''We suffered that defeat against Australia in the 1996 World Cup and that still haunts me up to this day. It is about the only regret I had in my career, not having a World Cup medal around my neck, it is the missing link and would have put the icing on the cake for me,'' Ambrose told CMC Sports from his home in Antigua.
Ambrose said the unexpected loss left his team numb and no one in the dressing room spoke after the match got over. Ambrose, who took two wickets for 26 in the match, said the batting collapse, which cost them the game, came as a complete shock to him.
''The thing that hurt the most was that we had the game won. It was a strange loss by just five runs and there was nothing really we could have done. I still, up to this day, can't put my hand on what caused the defeat,'' he said.
''We were going along at a run a ball and suddenly we panicked and it all fell apart. I knew that if we had taken care of Australia there was no way Sri Lanka could beat us in the final. After the match there was complete silence in the dressing room. Not a man said a word. No one spoke because no one knew what to say. For once in my life I was down and out,'' he added.
The West Indies were 165 for two, chasing 207, when they all of a sudden lost the next eight wickets for just 37 runs to lose by five runs. Shane Warne was the wrecker-in-chief for the Aussies and took four wickets in a match-winning spell.
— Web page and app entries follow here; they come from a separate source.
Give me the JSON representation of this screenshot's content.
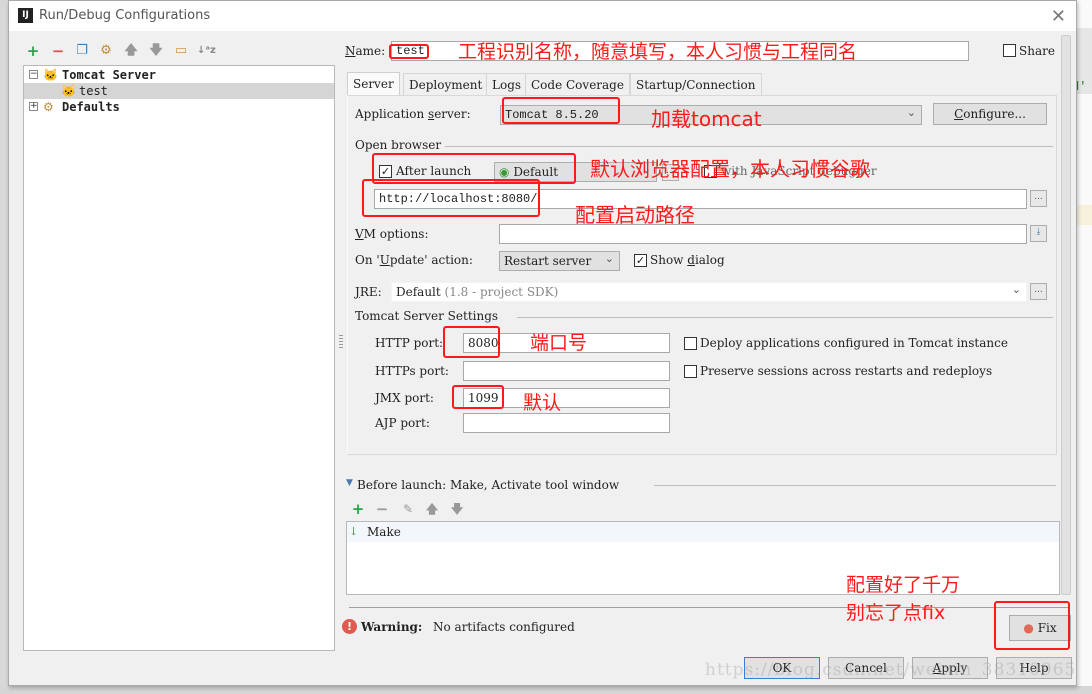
{
  "window": {
    "title": "Run/Debug Configurations",
    "app_icon": "IJ"
  },
  "left_toolbar": {
    "icons": [
      "add-icon",
      "remove-icon",
      "copy-icon",
      "wrench-icon",
      "move-up-icon",
      "move-down-icon",
      "folder-icon",
      "sort-alpha-icon"
    ]
  },
  "tree": {
    "items": [
      {
        "label": "Tomcat Server",
        "expanded": true,
        "bold": true
      },
      {
        "label": "test",
        "selected": true
      },
      {
        "label": "Defaults",
        "expanded": false,
        "bold": true
      }
    ]
  },
  "header": {
    "name_label": "Name:",
    "name_value": "test",
    "share_label": "Share",
    "share_checked": false
  },
  "tabs": [
    {
      "label": "Server",
      "active": true
    },
    {
      "label": "Deployment"
    },
    {
      "label": "Logs"
    },
    {
      "label": "Code Coverage"
    },
    {
      "label": "Startup/Connection"
    }
  ],
  "server": {
    "app_server_label": "Application server:",
    "app_server_value": "Tomcat 8.5.20",
    "configure_label": "Configure...",
    "open_browser_label": "Open browser",
    "after_launch_label": "After launch",
    "after_launch_checked": true,
    "browser_value": "Default",
    "js_debugger_label": "with JavaScript debugger",
    "js_debugger_checked": false,
    "url_value": "http://localhost:8080/",
    "vm_options_label": "VM options:",
    "vm_options_value": "",
    "on_update_label": "On 'Update' action:",
    "on_update_value": "Restart server",
    "show_dialog_label": "Show dialog",
    "show_dialog_checked": true,
    "jre_label": "JRE:",
    "jre_value": "Default",
    "jre_hint": "(1.8 - project SDK)",
    "tomcat_settings_label": "Tomcat Server Settings",
    "http_port_label": "HTTP port:",
    "http_port_value": "8080",
    "https_port_label": "HTTPs port:",
    "https_port_value": "",
    "jmx_port_label": "JMX port:",
    "jmx_port_value": "1099",
    "ajp_port_label": "AJP port:",
    "ajp_port_value": "",
    "deploy_apps_label": "Deploy applications configured in Tomcat instance",
    "deploy_apps_checked": false,
    "preserve_sessions_label": "Preserve sessions across restarts and redeploys",
    "preserve_sessions_checked": false,
    "ellipsis": "..."
  },
  "before_launch": {
    "header": "Before launch: Make, Activate tool window",
    "toolbar_icons": [
      "add-icon",
      "remove-icon",
      "edit-icon",
      "move-up-icon",
      "move-down-icon"
    ],
    "items": [
      {
        "label": "Make"
      }
    ]
  },
  "warning": {
    "prefix": "Warning:",
    "message": "No artifacts configured",
    "fix_label": "Fix"
  },
  "footer": {
    "ok_label": "OK",
    "cancel_label": "Cancel",
    "apply_label": "Apply",
    "help_label": "Help"
  },
  "annotations": {
    "name_note": "工程识别名称，随意填写，本人习惯与工程同名",
    "server_note": "加载tomcat",
    "browser_note": "默认浏览器配置，本人习惯谷歌",
    "url_note": "配置启动路径",
    "port_note": "端口号",
    "jmx_note": "默认",
    "fix_note_line1": "配置好了千万",
    "fix_note_line2": "别忘了点fix",
    "color": "#ff1a1a"
  },
  "watermark": "https://blog.csdn.net/weixin_38310965"
}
''I say it to this day that if we had just been able to get those other five runs my cricket life would have been complete. We were on a roll and we would have rolled over Sri Lanka in the final for sure,'' the 42-year-old said.
Ambrose took 405 wickets in 98 Test matches at an average of 20.99 and garnered 226 wickets in 176 ODIs making him one of the greatest pacers of all time. He retired from active play in 2000.